Mental Health: 10 Ways to Help

Mental Health: 10 Ways to Help

May is Mental Health Awareness Month. Nearly 46% of Americans are expected to meet the criteria for a diagnosable mental health condition in their life, half of which will develop conditions by age 14, according to Mental Health America. That’s why it’s important to know the signs and solutions. Our individual actions and understanding can be life changing.

As the leader of HopeLink Behavioral Health (formerly PRS), a regional nonprofit that delivers behavioral health and suicide and crisis intervention services, I approach the month from various vantage points. What we’ve seen over the years is that it’s becoming more common for individuals and families to discuss behavioral health and to seek and get help. Keeping information about mental health flowing and accessible remains vital for us to continue the progress and ensure we can help our loved ones and help ourselves. That’s why we’ve put together a list of ways to be part of the solution to change and even save lives. I hope you will consider sharing these with friends and family.


10 Ways to Be a Mental Health Supporter

  1.  Listen: Listen for signs of distress from loved ones or friends such as talking about wanting to die, ending their life, having no reason to live, being trapped, or being a burden to others.
  2.  Watch: Observe for signs that can indicate a mental health crisis such as increased use of alcohol or drugs or impulsive or reckless behavior.
  3.  Ask: Ask the tough question. When somebody you know is in emotional pain, ask them directly: "Are you thinking about killing yourself?"
  4. Follow Up: Check in with the person you care about on a regular basis.
  5. Connect: Help connect people to resources. For an immediate crisis, encourage them to call or text the Suicide and Crisis Lifeline at 988. Or visit your county’s local community services board for more resources.
  6. Keep Them Safe: Ask if they've thought about a plan and remove access to lethal means of self-harm.
  7. Normalize: The more information that gets shared, the less stigma there is about mental health, and the more likely people will seek help.
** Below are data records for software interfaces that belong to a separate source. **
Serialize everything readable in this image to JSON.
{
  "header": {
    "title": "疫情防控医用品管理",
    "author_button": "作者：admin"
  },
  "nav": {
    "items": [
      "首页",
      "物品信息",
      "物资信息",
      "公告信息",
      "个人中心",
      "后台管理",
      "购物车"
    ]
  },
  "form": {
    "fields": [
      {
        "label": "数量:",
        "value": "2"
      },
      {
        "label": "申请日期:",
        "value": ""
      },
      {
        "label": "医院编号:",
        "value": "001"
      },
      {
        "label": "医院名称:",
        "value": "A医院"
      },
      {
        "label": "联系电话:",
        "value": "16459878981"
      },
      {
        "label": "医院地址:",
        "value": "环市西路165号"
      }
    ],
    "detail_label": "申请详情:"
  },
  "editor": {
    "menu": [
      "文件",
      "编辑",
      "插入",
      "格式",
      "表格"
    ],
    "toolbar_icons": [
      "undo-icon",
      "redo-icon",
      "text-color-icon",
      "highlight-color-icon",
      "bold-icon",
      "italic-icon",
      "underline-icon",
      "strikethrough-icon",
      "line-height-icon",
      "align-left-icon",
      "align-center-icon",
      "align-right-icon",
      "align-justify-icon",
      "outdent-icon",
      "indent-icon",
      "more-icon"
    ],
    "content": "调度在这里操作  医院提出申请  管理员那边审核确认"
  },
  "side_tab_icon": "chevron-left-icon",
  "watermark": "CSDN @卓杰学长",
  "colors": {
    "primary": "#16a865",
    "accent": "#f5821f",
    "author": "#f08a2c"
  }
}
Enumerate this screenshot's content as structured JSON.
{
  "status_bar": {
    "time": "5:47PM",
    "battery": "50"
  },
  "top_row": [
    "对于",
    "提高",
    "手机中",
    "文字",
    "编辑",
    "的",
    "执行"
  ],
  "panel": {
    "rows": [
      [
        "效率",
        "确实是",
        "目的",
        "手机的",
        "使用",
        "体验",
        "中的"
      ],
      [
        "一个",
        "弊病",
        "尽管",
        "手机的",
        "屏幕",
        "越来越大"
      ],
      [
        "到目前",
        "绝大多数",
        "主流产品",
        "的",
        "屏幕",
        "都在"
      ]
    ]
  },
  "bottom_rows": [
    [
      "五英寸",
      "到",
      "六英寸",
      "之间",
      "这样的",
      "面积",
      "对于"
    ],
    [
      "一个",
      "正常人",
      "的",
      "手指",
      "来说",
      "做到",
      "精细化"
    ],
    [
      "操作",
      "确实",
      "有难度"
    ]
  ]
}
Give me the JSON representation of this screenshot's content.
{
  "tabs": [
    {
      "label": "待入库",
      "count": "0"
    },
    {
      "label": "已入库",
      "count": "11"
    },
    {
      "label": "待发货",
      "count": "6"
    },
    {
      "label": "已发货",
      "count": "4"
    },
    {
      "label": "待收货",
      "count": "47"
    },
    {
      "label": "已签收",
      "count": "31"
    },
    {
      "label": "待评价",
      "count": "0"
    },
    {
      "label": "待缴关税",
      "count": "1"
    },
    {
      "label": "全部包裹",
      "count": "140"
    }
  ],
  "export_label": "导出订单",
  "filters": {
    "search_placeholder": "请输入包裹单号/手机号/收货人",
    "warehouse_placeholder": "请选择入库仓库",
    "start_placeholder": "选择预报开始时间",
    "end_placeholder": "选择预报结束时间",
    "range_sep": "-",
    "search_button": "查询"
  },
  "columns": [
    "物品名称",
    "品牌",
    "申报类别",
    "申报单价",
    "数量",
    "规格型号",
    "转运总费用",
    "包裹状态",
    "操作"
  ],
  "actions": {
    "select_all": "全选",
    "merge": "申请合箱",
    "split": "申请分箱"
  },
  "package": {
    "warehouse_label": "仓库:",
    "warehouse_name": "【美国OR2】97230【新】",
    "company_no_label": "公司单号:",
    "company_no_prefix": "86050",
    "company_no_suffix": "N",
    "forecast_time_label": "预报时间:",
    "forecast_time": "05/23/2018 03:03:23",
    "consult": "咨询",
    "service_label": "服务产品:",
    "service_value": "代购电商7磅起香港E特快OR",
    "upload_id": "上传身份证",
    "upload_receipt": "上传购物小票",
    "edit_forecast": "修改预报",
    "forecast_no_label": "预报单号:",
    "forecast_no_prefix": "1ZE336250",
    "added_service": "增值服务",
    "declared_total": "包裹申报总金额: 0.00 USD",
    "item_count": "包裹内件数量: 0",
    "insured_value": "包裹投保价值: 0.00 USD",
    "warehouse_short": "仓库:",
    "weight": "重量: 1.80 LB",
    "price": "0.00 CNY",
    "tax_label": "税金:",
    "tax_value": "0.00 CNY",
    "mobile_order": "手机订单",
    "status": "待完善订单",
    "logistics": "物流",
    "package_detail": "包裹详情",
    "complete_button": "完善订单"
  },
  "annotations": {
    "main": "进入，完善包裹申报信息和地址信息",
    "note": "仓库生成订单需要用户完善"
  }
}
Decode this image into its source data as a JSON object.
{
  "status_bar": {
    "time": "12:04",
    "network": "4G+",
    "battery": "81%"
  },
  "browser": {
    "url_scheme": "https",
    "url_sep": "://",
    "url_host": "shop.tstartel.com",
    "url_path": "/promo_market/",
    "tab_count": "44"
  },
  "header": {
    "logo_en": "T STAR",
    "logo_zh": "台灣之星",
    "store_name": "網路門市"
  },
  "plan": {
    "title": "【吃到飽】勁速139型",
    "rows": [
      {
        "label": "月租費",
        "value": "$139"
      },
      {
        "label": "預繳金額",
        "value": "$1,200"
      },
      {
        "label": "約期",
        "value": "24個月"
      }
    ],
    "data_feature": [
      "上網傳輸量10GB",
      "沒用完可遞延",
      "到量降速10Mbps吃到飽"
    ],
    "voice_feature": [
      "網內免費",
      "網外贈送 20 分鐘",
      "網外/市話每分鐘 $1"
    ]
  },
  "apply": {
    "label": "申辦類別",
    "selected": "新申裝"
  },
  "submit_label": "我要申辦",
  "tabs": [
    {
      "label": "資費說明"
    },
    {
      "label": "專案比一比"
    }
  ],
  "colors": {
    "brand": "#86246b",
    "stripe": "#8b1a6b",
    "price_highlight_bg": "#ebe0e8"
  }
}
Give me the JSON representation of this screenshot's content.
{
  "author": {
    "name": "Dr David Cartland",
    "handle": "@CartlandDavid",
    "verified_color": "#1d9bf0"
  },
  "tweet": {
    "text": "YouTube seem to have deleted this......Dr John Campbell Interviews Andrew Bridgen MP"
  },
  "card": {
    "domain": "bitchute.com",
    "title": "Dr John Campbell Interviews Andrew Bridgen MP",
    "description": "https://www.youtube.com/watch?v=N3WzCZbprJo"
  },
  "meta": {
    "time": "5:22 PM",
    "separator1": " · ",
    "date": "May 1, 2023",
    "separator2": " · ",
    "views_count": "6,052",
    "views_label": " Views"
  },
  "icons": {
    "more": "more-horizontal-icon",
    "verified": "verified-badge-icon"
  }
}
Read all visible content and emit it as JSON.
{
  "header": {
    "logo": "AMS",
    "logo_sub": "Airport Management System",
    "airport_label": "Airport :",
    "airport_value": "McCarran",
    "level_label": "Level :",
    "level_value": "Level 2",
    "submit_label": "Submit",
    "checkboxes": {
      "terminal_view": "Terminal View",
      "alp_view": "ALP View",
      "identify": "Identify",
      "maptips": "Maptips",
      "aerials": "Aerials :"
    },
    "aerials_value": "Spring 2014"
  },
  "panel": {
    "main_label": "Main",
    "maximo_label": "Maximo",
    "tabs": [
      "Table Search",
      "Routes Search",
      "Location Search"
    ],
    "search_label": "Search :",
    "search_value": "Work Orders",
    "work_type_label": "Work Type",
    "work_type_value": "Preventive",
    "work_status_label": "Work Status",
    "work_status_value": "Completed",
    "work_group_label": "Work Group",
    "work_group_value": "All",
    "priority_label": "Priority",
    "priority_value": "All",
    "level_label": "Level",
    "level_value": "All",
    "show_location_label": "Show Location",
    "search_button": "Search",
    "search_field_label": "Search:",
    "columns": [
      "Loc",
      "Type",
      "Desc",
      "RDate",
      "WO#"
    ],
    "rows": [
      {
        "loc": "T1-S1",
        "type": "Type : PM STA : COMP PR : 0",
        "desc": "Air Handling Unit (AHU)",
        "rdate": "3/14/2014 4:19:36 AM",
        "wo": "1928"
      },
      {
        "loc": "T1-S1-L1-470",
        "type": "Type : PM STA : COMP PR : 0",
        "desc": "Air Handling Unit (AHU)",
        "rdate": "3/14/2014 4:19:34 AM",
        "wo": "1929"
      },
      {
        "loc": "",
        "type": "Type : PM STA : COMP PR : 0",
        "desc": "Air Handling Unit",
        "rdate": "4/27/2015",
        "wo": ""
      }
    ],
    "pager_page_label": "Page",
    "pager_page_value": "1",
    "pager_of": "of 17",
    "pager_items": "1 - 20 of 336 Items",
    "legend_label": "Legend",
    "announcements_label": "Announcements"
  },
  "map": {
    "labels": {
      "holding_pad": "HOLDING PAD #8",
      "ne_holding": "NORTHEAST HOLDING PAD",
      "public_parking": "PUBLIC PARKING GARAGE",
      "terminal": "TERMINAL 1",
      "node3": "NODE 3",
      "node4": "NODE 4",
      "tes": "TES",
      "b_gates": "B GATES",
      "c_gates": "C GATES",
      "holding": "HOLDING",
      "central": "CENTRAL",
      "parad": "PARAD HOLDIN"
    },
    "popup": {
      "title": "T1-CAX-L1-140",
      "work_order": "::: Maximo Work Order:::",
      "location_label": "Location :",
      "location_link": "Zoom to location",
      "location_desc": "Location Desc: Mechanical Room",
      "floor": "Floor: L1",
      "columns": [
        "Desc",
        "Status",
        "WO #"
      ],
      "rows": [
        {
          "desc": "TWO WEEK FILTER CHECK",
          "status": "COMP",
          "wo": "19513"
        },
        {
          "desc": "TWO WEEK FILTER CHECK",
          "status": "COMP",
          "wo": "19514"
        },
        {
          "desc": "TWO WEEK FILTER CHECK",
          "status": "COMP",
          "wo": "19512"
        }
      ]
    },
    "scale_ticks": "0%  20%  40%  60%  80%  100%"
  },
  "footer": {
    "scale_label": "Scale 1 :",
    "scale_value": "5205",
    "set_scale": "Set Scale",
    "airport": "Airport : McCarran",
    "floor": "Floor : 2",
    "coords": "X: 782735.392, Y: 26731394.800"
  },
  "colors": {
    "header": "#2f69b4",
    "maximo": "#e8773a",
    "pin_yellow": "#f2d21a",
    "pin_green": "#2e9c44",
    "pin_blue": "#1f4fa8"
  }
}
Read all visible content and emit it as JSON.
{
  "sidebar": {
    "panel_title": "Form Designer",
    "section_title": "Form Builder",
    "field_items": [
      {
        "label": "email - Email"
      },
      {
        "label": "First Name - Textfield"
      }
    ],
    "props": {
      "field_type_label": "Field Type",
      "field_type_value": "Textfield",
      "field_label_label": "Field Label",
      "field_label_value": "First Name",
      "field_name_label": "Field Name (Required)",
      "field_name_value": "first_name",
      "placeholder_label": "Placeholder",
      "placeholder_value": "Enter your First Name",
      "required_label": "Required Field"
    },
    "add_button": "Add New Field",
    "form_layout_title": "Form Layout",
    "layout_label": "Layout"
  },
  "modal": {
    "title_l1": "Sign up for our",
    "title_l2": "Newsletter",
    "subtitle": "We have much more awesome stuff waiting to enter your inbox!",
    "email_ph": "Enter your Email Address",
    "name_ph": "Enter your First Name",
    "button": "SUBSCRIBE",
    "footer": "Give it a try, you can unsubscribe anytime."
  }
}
Consider using social channels or discuss mental health openly with friends and family.
  8. Donate: Support local and national mental health nonprofits that are working to save and change lives. It matters and works.
  9. Advocate: Being a voice with local, state, and federal government ensures that mental health is front and center and that funding for mental health programs exists. Write letters/emails to officials in support of mental health funding and legislation.
  10. Volunteer: Nonprofits need volunteers whether helping with fundraising events, walking in a 5K, or answering crisis calls. Check in with mental health nonprofits like ours to learn about ways you can make a difference.

We’ve come a long way in the past decade. This May, we encourage you to join the movement to prioritize mental health. We have more tips for Mental Health Awareness Month on our website at If we are successful, one day “mental” health will simply be a discussion about health. Visit